## PROBLEM STATEMENT:
All lines with the word "Andrews" are to be found and copied from the listing.

## DATASET EXCERPTS:

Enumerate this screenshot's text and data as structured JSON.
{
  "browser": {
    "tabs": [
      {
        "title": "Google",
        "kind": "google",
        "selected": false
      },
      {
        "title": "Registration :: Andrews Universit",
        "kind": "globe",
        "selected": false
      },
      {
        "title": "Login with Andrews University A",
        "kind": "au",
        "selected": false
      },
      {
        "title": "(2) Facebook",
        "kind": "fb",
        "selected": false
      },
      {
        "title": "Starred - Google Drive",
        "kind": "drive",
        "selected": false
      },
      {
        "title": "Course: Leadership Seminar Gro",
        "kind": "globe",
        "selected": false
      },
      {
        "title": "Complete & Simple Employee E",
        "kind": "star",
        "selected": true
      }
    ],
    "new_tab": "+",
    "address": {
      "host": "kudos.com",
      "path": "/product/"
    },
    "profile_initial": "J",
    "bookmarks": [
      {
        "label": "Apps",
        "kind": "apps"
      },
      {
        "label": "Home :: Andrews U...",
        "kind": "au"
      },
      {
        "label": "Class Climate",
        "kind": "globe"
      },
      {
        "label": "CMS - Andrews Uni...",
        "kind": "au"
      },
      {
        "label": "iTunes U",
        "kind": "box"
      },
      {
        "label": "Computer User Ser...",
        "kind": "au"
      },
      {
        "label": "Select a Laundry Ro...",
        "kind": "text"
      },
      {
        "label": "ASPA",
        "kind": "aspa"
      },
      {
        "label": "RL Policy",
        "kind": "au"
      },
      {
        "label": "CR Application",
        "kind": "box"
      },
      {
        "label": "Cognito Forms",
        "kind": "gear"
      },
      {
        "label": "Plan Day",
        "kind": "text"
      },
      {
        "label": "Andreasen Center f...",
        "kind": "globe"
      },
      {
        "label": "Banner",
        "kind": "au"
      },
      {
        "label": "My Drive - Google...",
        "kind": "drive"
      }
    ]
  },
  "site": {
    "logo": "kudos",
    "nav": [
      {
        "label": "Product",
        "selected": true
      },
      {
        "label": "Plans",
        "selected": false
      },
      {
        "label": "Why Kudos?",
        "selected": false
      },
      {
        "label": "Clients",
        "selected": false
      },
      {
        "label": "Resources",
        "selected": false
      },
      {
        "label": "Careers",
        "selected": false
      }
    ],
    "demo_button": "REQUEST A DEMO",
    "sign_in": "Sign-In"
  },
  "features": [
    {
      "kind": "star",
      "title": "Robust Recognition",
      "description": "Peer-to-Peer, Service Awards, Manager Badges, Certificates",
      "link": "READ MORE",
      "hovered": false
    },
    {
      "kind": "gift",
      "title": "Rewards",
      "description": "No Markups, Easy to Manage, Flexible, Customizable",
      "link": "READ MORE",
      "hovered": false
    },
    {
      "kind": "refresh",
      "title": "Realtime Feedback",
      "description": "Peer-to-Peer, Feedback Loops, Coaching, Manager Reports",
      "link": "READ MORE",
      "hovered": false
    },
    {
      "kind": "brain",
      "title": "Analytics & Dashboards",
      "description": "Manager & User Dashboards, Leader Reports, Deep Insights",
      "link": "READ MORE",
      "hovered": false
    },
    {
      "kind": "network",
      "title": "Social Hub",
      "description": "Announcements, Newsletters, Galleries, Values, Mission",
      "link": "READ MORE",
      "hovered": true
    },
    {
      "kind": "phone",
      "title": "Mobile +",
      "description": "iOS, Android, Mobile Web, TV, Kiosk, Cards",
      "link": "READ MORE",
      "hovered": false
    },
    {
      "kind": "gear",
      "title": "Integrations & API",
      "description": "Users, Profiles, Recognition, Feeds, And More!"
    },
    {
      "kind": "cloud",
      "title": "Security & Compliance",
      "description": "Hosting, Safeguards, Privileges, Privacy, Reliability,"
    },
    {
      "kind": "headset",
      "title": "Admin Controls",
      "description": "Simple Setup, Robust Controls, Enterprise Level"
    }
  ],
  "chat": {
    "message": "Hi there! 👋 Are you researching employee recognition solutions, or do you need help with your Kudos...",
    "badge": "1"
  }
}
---
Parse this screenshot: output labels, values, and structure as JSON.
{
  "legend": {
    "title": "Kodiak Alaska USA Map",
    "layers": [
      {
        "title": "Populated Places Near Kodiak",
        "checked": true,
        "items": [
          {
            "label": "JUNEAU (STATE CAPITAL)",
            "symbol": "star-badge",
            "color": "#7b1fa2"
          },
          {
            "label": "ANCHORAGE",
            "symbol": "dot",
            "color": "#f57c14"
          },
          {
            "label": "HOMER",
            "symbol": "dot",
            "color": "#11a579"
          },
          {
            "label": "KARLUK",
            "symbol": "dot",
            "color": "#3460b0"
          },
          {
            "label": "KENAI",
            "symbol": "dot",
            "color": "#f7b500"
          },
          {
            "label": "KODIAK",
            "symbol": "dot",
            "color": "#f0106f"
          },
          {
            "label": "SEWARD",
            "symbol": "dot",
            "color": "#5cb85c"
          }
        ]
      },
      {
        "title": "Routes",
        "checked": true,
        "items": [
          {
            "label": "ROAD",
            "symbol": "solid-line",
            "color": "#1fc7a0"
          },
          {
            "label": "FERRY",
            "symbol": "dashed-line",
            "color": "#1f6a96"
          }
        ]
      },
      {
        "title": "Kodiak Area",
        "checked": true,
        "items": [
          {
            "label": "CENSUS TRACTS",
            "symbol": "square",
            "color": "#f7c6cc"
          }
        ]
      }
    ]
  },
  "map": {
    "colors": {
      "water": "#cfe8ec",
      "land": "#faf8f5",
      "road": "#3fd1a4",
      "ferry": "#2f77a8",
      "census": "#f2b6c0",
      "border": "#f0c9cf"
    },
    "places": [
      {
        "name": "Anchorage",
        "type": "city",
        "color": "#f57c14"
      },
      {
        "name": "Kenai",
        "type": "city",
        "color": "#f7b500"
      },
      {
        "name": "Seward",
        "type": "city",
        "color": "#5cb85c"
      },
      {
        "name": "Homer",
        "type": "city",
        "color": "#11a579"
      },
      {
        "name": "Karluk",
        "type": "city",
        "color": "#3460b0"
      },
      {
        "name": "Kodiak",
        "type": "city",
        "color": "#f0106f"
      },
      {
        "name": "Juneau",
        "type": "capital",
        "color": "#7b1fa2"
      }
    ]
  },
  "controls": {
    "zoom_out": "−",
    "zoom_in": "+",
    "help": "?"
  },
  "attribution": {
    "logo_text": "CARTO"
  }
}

## REPLY:
        "title": "Registration :: Andrews Universit",
        "title": "Login with Andrews University A",
        "label": "Home :: Andrews U...",
        "label": "CMS - Andrews Uni...",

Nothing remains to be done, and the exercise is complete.